Removal of the data after a period of time is done by using a TTL index. This is set based on surveying our customers to understand how long they want the high resolution data for. Using the TTL index to delete the data is much more efficient than doing our own batch removes and means we can rely on MongoDB to purge the data at the right time.
Inserting and deleting a lot of data can have implications for data fragmentation, but using a TTL index helps because it automatically activates PowerOf2Sizes for the collection, making disk usage more efficient. Although as of MongoDB 2.6, this storage option will become the default.
5. Take care over query and schema design
The biggest hit on performance I have seen is when documents grow, particularly when you are doing huge numbers of updates. If the document size increases after it has been written then the entire document has to be read and rewritten to another part of the data file with the indexes updated to point to the new location, which takes significantly more time than simply updating the existing document.
As such, it’s important to design your schema and queries to avoid this, and to use the right modifiers to minimise what has to be transmitted over the network and then applied as an update to the document. A good example of what you shouldn’t do when updating documents is to read the document into your application, update the document, then write it back to the database. Instead, use the appropriate commands - such as set, remove, and increment - to modify documents directly.
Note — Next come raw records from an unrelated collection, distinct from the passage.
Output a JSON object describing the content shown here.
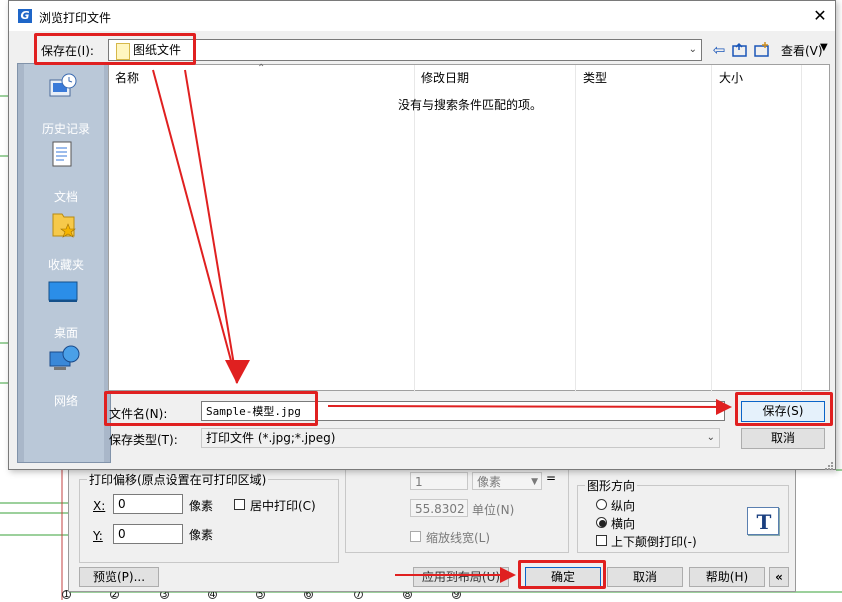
{
  "dialog": {
    "title": "浏览打印文件",
    "save_in_label": "保存在(I):",
    "save_in_value": "图纸文件",
    "view_label": "查看(V)",
    "places": [
      "历史记录",
      "文档",
      "收藏夹",
      "桌面",
      "网络"
    ],
    "columns": [
      "名称",
      "修改日期",
      "类型",
      "大小"
    ],
    "empty_message": "没有与搜索条件匹配的项。",
    "filename_label": "文件名(N):",
    "filename_value": "Sample-模型.jpg",
    "filetype_label": "保存类型(T):",
    "filetype_value": "打印文件 (*.jpg;*.jpeg)",
    "save_button": "保存(S)",
    "cancel_button": "取消"
  },
  "print_dialog": {
    "offset_group": "打印偏移(原点设置在可打印区域)",
    "x_label": "X:",
    "x_value": "0",
    "y_label": "Y:",
    "y_value": "0",
    "unit_px": "像素",
    "center_print": "居中打印(C)",
    "scale_value": "1",
    "scale_unit": "像素",
    "equals": "=",
    "unit_value": "55.8302",
    "unit_label": "单位(N)",
    "scale_lineweight": "缩放线宽(L)",
    "orientation_group": "图形方向",
    "portrait": "纵向",
    "landscape": "横向",
    "upside_down": "上下颠倒打印(-)",
    "orientation_icon_letter": "T",
    "preview_button": "预览(P)...",
    "apply_layout_button": "应用到布局(U)",
    "ok_button": "确定",
    "cancel_button": "取消",
    "help_button": "帮助(H)",
    "collapse_button": "«"
  },
  "bottom_numbers": [
    "1",
    "2",
    "3",
    "4",
    "5",
    "6",
    "7",
    "8",
    "9"
  ],
  "colors": {
    "highlight_red": "#e02020",
    "places_bg": "#bac8d8",
    "accent_blue": "#0a64c8"
  }
}
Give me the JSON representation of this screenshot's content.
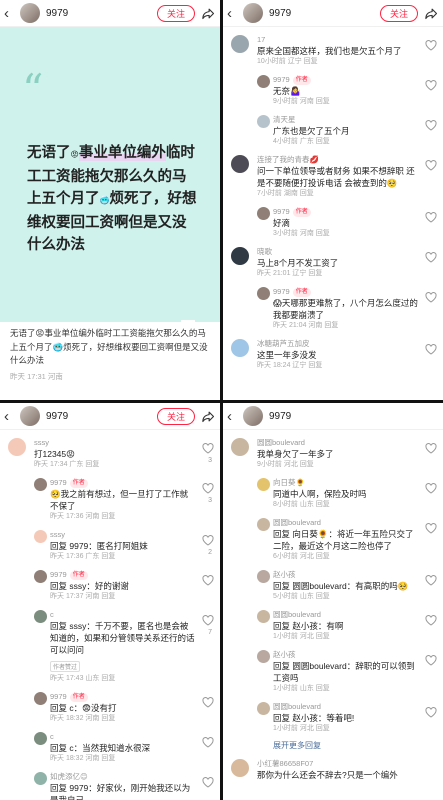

This also means paying attention to the BSON data types and pre-allocating documents, things I wrote about in MongoDB schema design pitfalls.
6. Consider network throughput & number of packets
Assuming 100Mbps networking is sufficient is likely to cause you problems, perhaps not during normal operations, but probably when you have some unusual event like needing to resync a secondary replica set member.
When cloning the database, MongoDB is going to use as much network capacity as it can to transfer the data over as quickly as possible before the oplog rolls over. If you’re doing 50-60Mbps of normal network traffic, there isn’t much spare capacity on a 100Mbps connection so that resync is going to be held up by hitting the throughput limits.
Also keep an eye on the number of packets being transmitted over the network - it’s not just the raw throughput that is important. A huge number of packets can overwhelm low quality network equipment - a problem we saw several years ago at our previous hosting provider. This will show up as packet loss and be very difficult to diagnose.
Scaling is an incremental process - there’s rarely one thing that will give you a big win. All of these tweaks and optimisations together help us to perform thousands of write operations per second and get response times within 10ms whilst using a write concern of 1.
Ultimately, all this ensures that our customers can load the graphs they want incredibly quickly. Behind the scenes we know that data is being written quickly, safely and that we can scale it as we continue to grow.